Magazine


Is 20 the new 12?

From the Spring 2018 issue

With advancements in ammunition technology, it seems like the 20 gauge is slowly making it’s way into the limelight more and more these days in the hunting scene. What was once widely regarded as a “youth cartridge” is being transformed into an all-around gun for hunting ducks, upland birds, and more recently, turkeys all across the country. Why though? Why is it so popular right now?

To begin my hunting career, I started off with a 20 gauge shotgun. Actually not just any old 20 gauge but a Remington 870 youth model with a 21” barrel to be exact. That little gun was toted a many a miles as I grew up chasing squirrels, ducks, rabbits, and a myriad of other game. Somewhere along the way, I “graduated” to a 12 gauge and put the little 20 gauge in the safe. I would occasionally get it out to shoot but I was determined the 12 gauge was a “better” hunting gun.

Fast forward to last year. Turkey season was approaching and I came across an article about some new shot that people were shooting and it piqued my interest. I had already decided to put forth a more valiant effort to actually turkey hunt last year which is what lead to my research to begin with. I saw something called “TSS” mentioned so I started looking more into the Tungsten Super Shot (or TSS) and realized, there was no need in setting up my 12 gauge for the upcoming season when I had the little 20 gauge sitting in the safe. A 20 gauge for turkeys? I got that question a few times. I admitted, I was not a die-hard turkey hunter (not yet at least) but I was a “gun guy” from way back and comfortable with the little shotgun and the research I had done on the shell combination corroborated the cartridge’s potential. After a good friend graciously gifted me 5 of those “new” shells (that he had been loading for several years by that point) that were comprised of Tungsten Super Shot, a metallurgic composition that is the heaviest shot available today, weighing about 18 g/cc. I had a new project. A little background on the “why” it works. Because of its weight, you can use smaller shot sizes than traditionally thought of as a turkey load – for example, 7.5, 8, and 9 shot is commonly used with TSS. Do you think I’m crazy yet?

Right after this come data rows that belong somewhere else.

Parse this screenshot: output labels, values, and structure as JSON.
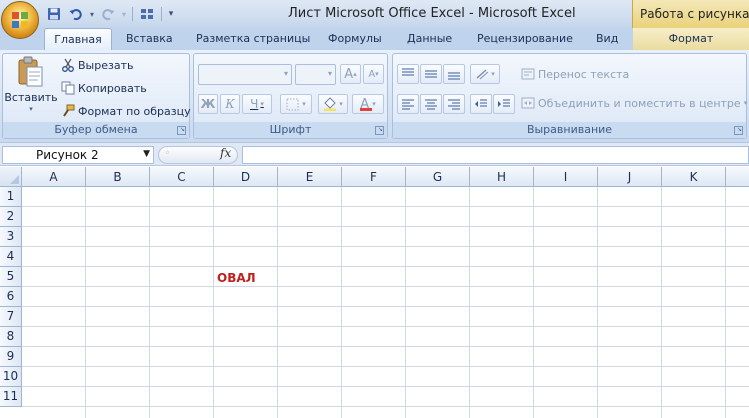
{
  "window": {
    "title": "Лист Microsoft Office Excel - Microsoft Excel",
    "context_tab_title": "Работа с рисунками"
  },
  "tabs": [
    "Главная",
    "Вставка",
    "Разметка страницы",
    "Формулы",
    "Данные",
    "Рецензирование",
    "Вид"
  ],
  "context_tab": "Формат",
  "ribbon": {
    "clipboard": {
      "label": "Буфер обмена",
      "paste": "Вставить",
      "cut": "Вырезать",
      "copy": "Копировать",
      "format_painter": "Формат по образцу"
    },
    "font": {
      "label": "Шрифт",
      "font_name": "",
      "font_size": "",
      "grow": "A",
      "shrink": "A",
      "bold": "Ж",
      "italic": "К",
      "underline": "Ч",
      "font_color": "A"
    },
    "alignment": {
      "label": "Выравнивание",
      "wrap_text": "Перенос текста",
      "merge_center": "Объединить и поместить в центре"
    }
  },
  "formula_bar": {
    "name_box": "Рисунок 2",
    "fx": "fx",
    "formula": ""
  },
  "sheet": {
    "columns": [
      "A",
      "B",
      "C",
      "D",
      "E",
      "F",
      "G",
      "H",
      "I",
      "J",
      "K"
    ],
    "rows": [
      "1",
      "2",
      "3",
      "4",
      "5",
      "6",
      "7",
      "8",
      "9",
      "10",
      "11"
    ],
    "shape_text": "ОВАЛ",
    "shape_text_color": "#c0201e"
  },
  "colors": {
    "ribbon_bg": "#d4e1f3",
    "context_tab": "#eadca0",
    "grid_line": "#d0d7e5"
  }
}
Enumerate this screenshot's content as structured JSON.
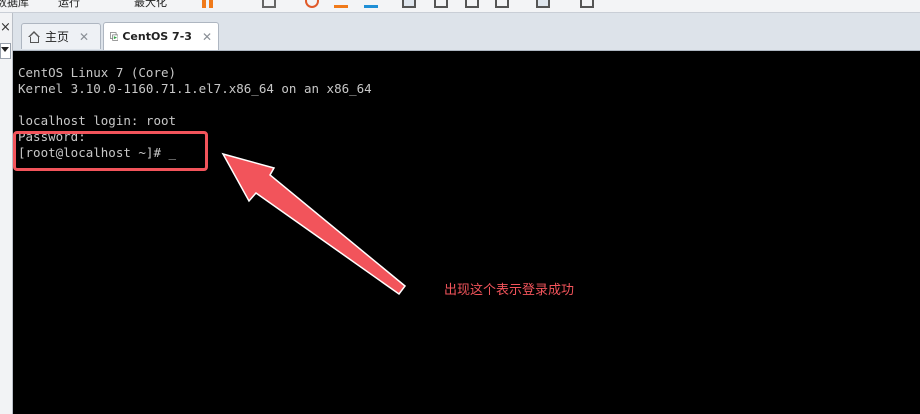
{
  "toolbar": {
    "items": [
      {
        "icon": "partial-text-1",
        "text": "数据库"
      },
      {
        "icon": "partial-text-2",
        "text": "运行"
      },
      {
        "icon": "partial-text-3",
        "text": "最大化"
      }
    ]
  },
  "tabs": [
    {
      "label": "主页",
      "icon": "home-icon",
      "close": "✕"
    },
    {
      "label": "CentOS 7-3",
      "icon": "vm-icon",
      "close": "✕"
    }
  ],
  "terminal": {
    "lines": [
      "CentOS Linux 7 (Core)",
      "Kernel 3.10.0-1160.71.1.el7.x86_64 on an x86_64",
      "",
      "localhost login: root",
      "Password:",
      "[root@localhost ~]# _"
    ]
  },
  "annotation": {
    "text": "出现这个表示登录成功",
    "color": "#f2545b"
  },
  "colors": {
    "terminal_bg": "#000000",
    "terminal_fg": "#c8c8c8",
    "accent_red": "#f2545b",
    "vm_icon_green": "#3aa24a"
  }
}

I thought it was a little crazy myself as I was only familiar with those pellet sizes in low brass shells shooting target or dove loads. That was until I saw the patterns friends were getting with them and then finally shot it at paper myself. The density of the pellet allows for a smaller shot size which means more pellets on target as mentioned earlier. Why is that significant? Putting numbers to that statement may help explain a little.

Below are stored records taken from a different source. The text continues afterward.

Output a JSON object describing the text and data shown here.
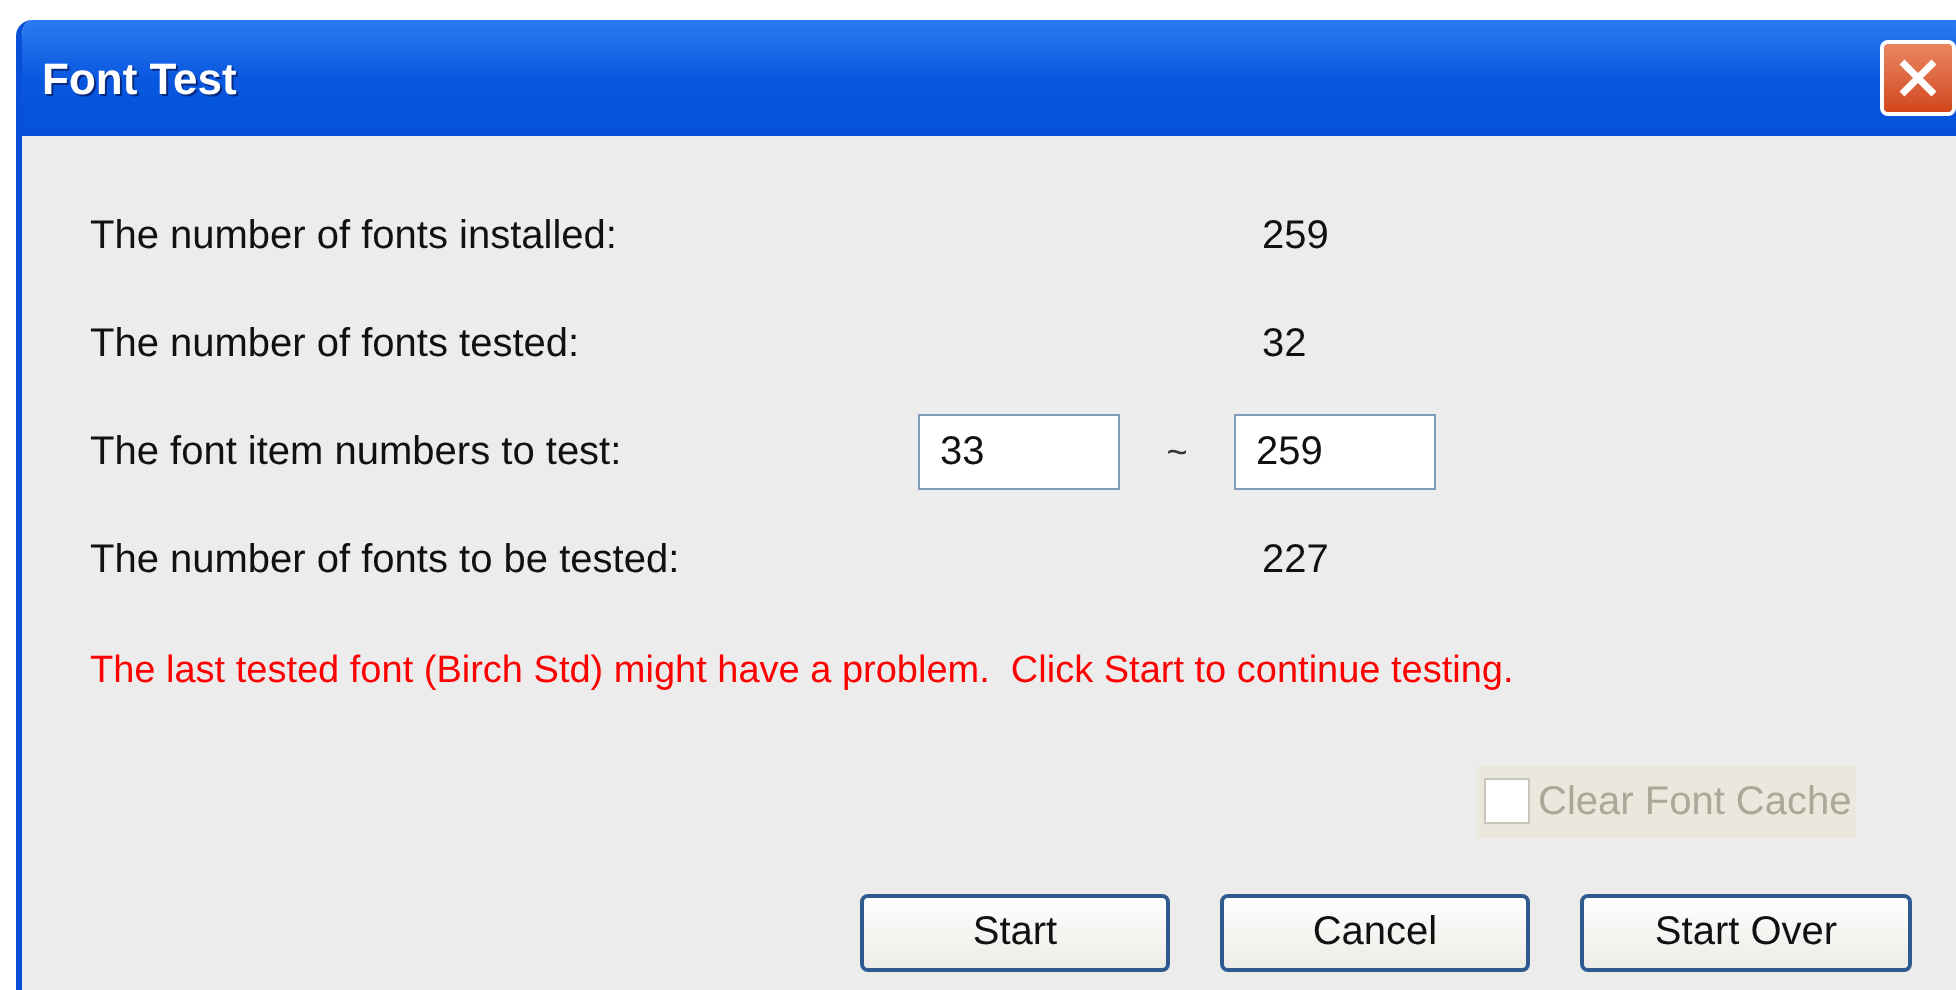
{
  "window": {
    "title": "Font Test"
  },
  "rows": [
    {
      "label": "The number of fonts installed:",
      "kind": "value",
      "value": "259"
    },
    {
      "label": "The number of fonts tested:",
      "kind": "value",
      "value": "32"
    },
    {
      "label": "The font item numbers to test:",
      "kind": "range",
      "from": "33",
      "separator": "~",
      "to": "259"
    },
    {
      "label": "The number of fonts to be tested:",
      "kind": "value",
      "value": "227"
    }
  ],
  "message": "The last tested font (Birch Std) might have a problem.  Click Start to continue testing.",
  "clear_font_cache": {
    "label": "Clear Font Cache",
    "checked": false,
    "disabled": true
  },
  "buttons": [
    "Start",
    "Cancel",
    "Start Over"
  ]
}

There are approximately 345 +\- #5 lead pellets in a 2oz 12ga load. Now with #9 TSS, you get 362 pellets per ounce so a 1 5/8oz 20 gauge load would be able to carry 590 pellets of TSS. That is significantly more shot than the payload of the 12 gauge load but in a much smaller, lightweight, and less recoiling gun. But why not just shoot a #5 lead out of a 20 gauge? Density. When a larger, heavier pellet is used, it is subjected to gravity at a faster rate and wind resistance due to its increased surface area (think “drag”). As the pellet begins to fall, it also begins to lose speed pretty drastically. The pellet’s surface area creates a large amount of drag, thus reducing the speed of the pellet. Finally, the reduced speed, even though it is coupled with the greater mass, begins to lose its energy. It’s hard to wrap around the fact that you can shoot a smaller pellet at lower speeds and get better results but the density of the shot allows just that to happen.

So back to last turkey season and that old 870 20 gauge. Well, it got a little makeover and then, on its 3rd turkey hunt, it got promoted from safe queen to full time turkey gun. The TSS did it’s job and did it well. Take a look into the TSS if you are in the market for a new turkey load. The only downside to shooting it is the cost, but as with everything, it’s relative. You are allowed 3 turkeys in Mississippi during the spring season. With the amount of time and effort put in to chasing turkeys, why wouldn’t you spend a little more for the best performing shell available? Several commercially loaded offerings are available at the time of this article being written with more rumored to be in development. I have a feeling those offerings will greatly increase in the years to come.